Nowhere has put the modern Polish movement on the map in quite the same way as Atelier. “Everything important here is Polish,” says Chef Wojciech Amaro, and by that he includes the interiors, the cutlery and a bespoke vodka menu designed exclusively for the restaurant. Then there’s the ingredients Amaro scoured the nation for. “99% of menus here are based around 10 to 15 products,” says the chef, “but there’s much more – Poland is famous for edible flowers, herbs, wild game and mushrooms, but most people don’t realize.” Having researched recipes from the 16th and 17th century, he’s married forgotten ideas to the latest food technology.
Piękna Bistro went through a major overhaul and reopened this classier spot in the fall. The look is sleek, modern and simple now, but what hasn’t changed is their very reliable mix of pastas, salads, grilled meat and fish dishes, whose preparation and presentation will delight hungry diners. A recommended venue if you like your meal served to the backdrop of live jazz.
Historical Museum of Warsaw
The History Museum is one of the best of Warsaw’s impressive array of museums. Its three storeys are crammed with fascinating exhibitions, covering every aspect of Warsaw’s history and life from its beginnings to the present day, and there are old photographs, clippings and articles on display from everyday pre-war city life. The museum’s special feature is a documentary film showing the destruction and reconstruction of the city, with footage shot by the Nazis during their calculated and systematic annihilation. The film is shown in English at 12pm, from Tuesday to Saturday. Please note that the Historical Museum of Warsaw is currently closed for renovations, but will be re-opening in 2012

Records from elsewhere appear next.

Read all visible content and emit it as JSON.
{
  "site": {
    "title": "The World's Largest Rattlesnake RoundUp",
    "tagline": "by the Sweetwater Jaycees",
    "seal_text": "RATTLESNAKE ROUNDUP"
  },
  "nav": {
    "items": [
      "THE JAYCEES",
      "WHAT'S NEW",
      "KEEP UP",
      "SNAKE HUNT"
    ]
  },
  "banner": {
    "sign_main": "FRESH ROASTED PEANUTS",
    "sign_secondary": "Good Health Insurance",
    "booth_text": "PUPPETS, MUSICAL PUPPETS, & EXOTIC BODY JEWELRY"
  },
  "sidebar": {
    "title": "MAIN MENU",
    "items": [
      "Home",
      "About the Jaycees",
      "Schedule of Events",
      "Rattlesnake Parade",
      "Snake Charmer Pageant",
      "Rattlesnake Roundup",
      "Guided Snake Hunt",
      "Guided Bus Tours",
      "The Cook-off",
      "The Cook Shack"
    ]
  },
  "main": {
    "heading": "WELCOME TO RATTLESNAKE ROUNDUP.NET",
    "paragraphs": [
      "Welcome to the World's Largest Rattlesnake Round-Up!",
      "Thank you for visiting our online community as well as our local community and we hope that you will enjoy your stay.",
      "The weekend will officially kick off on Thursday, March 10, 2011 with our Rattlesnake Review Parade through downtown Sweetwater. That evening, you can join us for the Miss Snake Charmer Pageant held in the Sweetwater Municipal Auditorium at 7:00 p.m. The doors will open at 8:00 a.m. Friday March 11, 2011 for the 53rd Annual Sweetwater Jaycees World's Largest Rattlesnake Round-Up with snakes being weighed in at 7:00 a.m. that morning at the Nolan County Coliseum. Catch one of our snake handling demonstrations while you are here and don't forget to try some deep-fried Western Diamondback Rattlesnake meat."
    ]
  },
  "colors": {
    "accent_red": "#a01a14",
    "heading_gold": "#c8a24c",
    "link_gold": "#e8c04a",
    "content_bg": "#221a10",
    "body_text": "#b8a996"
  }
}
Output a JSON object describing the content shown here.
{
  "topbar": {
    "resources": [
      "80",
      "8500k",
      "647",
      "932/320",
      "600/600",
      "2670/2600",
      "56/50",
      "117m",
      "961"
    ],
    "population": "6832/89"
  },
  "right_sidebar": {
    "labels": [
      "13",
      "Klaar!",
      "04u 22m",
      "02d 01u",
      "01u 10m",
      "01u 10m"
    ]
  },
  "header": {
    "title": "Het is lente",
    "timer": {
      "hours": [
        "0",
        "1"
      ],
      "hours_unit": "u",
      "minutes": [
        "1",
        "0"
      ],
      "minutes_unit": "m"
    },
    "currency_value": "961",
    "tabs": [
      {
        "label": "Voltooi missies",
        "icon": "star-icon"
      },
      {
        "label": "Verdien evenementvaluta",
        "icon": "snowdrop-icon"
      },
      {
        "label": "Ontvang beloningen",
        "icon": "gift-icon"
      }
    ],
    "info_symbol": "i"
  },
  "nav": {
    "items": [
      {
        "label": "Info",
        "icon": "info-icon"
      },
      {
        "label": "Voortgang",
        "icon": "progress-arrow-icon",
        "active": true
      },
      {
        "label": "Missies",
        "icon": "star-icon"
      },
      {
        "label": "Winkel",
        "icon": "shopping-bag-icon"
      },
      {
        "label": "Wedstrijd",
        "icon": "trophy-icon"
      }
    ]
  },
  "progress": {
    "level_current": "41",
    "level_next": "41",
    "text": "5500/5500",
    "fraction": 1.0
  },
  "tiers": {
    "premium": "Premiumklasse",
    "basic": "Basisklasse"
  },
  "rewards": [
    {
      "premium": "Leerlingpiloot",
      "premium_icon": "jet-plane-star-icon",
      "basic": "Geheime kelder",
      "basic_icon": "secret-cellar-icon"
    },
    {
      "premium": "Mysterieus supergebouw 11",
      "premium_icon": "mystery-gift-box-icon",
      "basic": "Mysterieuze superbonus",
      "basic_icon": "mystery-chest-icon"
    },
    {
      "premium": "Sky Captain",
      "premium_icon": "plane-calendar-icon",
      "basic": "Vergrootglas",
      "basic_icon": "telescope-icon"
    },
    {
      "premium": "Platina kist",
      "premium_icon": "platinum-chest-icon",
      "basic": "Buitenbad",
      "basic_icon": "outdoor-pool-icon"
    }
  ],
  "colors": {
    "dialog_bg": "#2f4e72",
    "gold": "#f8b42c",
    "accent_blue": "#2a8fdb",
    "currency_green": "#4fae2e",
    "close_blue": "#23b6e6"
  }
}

Famous Polish composer Frederick Chopin lived just 32 miles (53km) outside of Warsaw, and his manor house has been converted into a lovely, relaxing tourist attraction. There is a leafy park surrounding the house, and an assortment of 19th-century furniture and instruments within. There are concerts hosted on Sundays in the summertime. A must-see tourist attraction in Poland for culture buffs.
Country club living
Panorama Country Club
Sobienie Krolewski Golf & Country Club
This is an authorized Guerlain beauty parlour. In addition to spa and beauty treatments they have emergency services: the ‘last minute’ treatment is a facial and make up job fixed within an hour, or you can top up your tan in less than an hour with the ‘before party’ package.
Sungate Beauty & Spa
The menu of services available at Sungate is staggering: from facials and every imaginable type of massage (shea butter to aromatherapy) to waxing and nailcare they have you covered from head to foot. Package for couples, women and just regular folks who like to indulge are also available.
Sinfonia Varsovia Orchestra
The 20.000m² cultural centre is housed on the site of a former Veterinary Institute with existing – yet dormant – buildings and a fairy-tale like park. The area occupies a 1.800 seat symphonic hall with first class acoustic properties, large rehearsal areas, merchandise facilities, musical workshops and a small hotel for artists in residence and music lovers on vacation.
By Paula Carvalho